THE RECORDS:
:::::

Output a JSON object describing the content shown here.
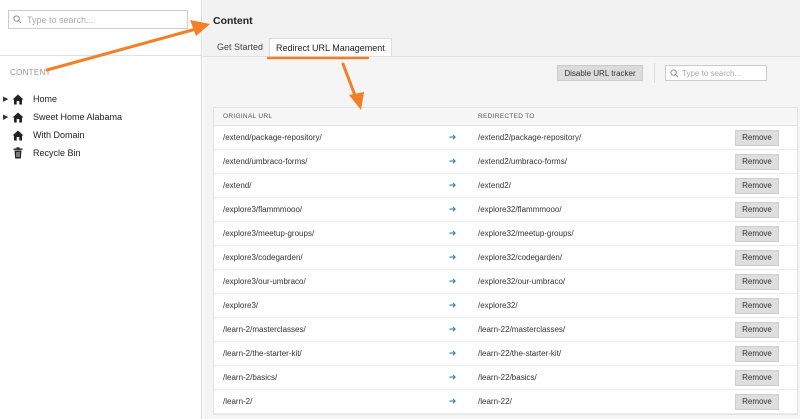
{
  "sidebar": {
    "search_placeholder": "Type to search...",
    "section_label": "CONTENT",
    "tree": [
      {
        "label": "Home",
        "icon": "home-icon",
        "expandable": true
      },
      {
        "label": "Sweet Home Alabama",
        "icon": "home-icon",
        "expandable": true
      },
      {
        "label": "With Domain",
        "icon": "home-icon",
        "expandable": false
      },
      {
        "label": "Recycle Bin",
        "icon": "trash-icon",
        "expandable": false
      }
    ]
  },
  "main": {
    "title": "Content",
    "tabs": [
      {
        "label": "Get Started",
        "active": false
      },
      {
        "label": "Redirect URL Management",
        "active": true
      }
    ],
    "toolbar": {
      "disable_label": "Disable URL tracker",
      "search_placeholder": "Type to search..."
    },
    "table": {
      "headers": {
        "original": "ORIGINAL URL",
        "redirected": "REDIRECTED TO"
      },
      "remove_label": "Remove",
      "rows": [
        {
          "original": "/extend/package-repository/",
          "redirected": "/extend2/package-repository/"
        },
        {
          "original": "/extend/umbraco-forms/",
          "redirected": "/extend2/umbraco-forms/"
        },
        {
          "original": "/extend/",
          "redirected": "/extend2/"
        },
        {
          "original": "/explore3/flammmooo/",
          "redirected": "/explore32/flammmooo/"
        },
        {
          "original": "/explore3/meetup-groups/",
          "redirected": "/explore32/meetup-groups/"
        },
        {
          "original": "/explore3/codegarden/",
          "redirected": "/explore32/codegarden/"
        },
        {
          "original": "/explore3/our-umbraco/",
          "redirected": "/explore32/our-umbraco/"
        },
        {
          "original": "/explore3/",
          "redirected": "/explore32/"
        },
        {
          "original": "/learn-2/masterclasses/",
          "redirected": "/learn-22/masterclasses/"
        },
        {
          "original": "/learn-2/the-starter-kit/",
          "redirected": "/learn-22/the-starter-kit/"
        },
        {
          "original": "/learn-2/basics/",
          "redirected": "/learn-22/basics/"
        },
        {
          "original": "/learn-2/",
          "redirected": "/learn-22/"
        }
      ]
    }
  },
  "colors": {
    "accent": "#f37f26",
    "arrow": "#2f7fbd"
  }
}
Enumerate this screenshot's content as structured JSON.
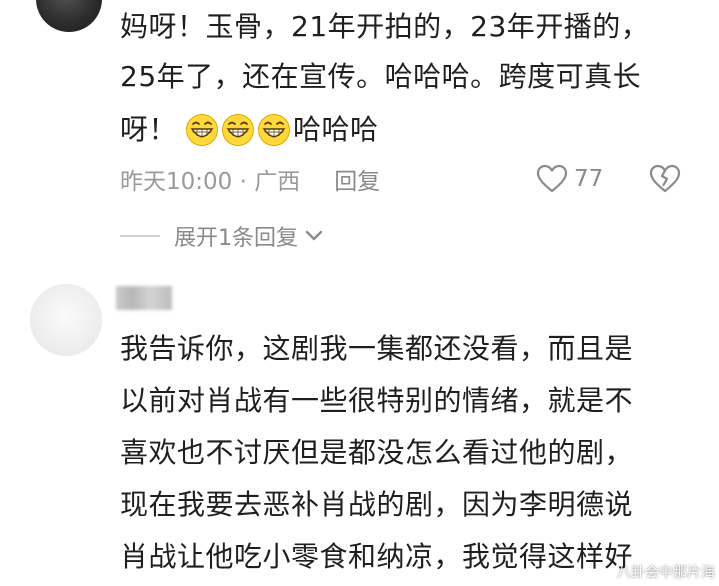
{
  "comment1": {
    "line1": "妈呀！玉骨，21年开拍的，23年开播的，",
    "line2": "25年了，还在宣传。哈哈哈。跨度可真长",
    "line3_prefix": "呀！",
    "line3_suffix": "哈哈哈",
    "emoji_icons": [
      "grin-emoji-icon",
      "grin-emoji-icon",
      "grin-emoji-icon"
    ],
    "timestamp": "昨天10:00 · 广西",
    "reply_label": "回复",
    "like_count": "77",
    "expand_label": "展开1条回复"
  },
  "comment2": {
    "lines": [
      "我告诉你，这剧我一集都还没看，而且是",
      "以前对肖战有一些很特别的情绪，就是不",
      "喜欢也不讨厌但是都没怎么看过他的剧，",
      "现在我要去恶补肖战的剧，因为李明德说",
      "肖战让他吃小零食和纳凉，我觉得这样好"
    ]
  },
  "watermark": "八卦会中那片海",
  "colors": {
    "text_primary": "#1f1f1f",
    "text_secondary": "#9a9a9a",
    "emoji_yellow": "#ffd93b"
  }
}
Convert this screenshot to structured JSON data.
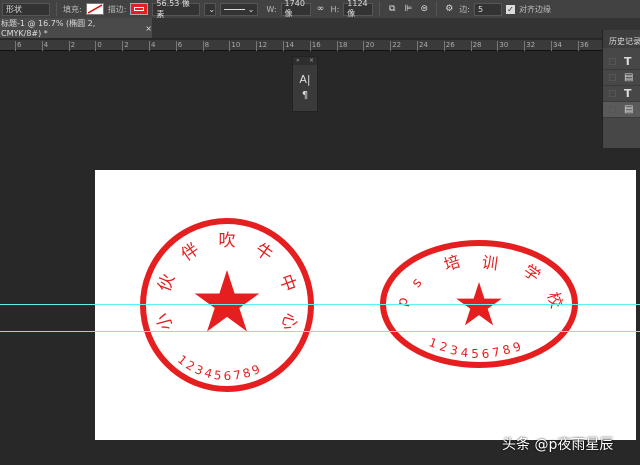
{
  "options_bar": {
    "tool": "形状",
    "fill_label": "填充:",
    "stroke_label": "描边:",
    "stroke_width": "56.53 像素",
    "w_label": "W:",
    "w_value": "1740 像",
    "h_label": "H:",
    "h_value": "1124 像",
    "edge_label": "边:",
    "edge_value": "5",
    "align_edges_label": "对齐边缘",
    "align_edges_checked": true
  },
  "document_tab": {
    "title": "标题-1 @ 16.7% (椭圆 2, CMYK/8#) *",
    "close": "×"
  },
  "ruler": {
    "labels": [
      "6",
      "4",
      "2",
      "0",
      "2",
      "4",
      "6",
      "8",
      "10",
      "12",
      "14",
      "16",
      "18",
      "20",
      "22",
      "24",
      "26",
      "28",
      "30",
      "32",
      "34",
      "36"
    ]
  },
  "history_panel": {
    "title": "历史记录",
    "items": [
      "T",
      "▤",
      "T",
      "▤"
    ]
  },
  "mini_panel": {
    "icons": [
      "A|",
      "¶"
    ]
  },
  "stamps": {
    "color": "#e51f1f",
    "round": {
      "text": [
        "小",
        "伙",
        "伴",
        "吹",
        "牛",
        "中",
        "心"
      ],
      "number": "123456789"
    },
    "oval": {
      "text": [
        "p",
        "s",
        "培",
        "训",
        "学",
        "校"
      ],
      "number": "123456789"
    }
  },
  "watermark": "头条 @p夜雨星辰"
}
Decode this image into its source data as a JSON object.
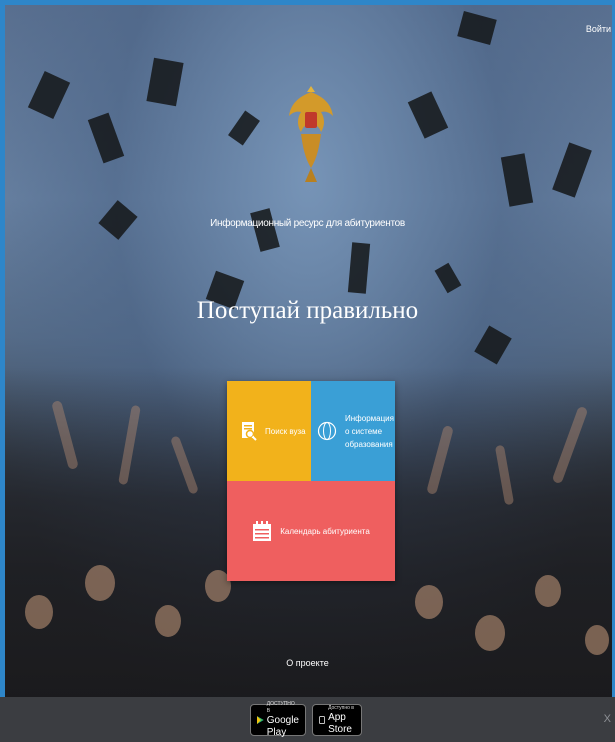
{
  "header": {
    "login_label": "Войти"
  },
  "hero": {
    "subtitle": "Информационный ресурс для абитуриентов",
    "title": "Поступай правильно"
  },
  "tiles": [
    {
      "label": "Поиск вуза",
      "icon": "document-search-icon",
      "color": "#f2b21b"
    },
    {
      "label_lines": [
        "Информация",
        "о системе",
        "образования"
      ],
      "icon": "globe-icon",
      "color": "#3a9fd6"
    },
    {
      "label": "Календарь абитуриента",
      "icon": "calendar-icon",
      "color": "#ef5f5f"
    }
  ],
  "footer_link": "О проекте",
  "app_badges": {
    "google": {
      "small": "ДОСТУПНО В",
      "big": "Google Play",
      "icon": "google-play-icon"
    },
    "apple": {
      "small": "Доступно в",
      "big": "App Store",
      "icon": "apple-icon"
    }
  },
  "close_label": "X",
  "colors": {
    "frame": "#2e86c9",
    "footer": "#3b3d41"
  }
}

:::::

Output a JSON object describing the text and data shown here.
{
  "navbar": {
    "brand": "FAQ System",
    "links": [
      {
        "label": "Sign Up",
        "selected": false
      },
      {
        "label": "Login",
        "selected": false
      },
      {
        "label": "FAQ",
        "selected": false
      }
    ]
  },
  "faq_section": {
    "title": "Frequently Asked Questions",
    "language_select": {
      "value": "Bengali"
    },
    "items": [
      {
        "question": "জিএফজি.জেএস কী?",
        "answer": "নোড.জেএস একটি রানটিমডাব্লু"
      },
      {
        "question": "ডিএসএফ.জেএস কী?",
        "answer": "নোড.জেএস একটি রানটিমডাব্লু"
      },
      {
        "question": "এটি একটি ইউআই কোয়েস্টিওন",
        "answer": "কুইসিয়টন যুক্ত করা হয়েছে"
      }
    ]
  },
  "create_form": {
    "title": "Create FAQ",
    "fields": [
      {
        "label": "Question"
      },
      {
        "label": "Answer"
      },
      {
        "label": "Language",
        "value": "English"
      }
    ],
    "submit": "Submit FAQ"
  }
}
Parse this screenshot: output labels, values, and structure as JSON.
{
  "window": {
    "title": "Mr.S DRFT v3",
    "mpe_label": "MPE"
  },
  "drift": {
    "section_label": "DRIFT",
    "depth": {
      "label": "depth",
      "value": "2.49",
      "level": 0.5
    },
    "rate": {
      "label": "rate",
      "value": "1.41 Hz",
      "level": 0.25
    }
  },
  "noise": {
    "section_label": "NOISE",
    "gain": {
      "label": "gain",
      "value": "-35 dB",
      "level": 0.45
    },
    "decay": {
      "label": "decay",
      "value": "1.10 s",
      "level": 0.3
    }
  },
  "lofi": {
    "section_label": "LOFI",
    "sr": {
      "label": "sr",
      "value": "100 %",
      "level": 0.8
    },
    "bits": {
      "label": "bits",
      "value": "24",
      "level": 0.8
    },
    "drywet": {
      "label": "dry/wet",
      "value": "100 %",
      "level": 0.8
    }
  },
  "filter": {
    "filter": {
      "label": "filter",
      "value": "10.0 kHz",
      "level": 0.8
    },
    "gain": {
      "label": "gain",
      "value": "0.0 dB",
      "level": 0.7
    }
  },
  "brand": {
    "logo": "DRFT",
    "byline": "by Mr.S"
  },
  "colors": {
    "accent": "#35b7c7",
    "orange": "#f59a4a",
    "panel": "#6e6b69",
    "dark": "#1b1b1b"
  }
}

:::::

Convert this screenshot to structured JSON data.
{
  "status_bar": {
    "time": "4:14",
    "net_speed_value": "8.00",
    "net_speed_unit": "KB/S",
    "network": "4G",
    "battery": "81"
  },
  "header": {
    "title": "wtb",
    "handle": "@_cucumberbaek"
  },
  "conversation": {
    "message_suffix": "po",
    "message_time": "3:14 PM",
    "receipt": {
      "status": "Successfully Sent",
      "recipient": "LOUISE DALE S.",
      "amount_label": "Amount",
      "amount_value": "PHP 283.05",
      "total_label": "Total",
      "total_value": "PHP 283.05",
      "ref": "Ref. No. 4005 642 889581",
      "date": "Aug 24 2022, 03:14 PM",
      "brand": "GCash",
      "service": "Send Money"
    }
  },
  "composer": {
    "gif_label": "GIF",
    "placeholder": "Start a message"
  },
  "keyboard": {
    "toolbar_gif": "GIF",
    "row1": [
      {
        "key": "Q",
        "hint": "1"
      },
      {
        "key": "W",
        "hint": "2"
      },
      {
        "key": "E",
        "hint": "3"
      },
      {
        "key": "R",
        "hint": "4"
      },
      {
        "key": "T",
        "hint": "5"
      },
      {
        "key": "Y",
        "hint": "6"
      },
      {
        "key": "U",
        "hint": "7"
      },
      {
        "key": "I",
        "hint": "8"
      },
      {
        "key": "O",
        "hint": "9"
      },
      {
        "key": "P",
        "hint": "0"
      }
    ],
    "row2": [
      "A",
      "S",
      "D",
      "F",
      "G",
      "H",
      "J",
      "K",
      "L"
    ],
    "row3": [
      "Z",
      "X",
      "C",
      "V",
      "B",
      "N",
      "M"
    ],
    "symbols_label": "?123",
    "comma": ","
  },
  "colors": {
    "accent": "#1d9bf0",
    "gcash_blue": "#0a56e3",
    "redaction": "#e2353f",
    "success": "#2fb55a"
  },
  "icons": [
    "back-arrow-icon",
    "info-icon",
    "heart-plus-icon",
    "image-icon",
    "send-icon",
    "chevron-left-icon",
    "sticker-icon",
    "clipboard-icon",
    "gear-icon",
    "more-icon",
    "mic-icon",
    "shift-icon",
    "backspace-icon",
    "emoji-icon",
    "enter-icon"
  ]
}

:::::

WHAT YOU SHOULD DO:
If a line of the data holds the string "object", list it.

TASK OUTPUT:
Output a JSON object describing the content shown here.
Decode this image into its source data as a JSON object.
Output a JSON object describing the text and data shown here.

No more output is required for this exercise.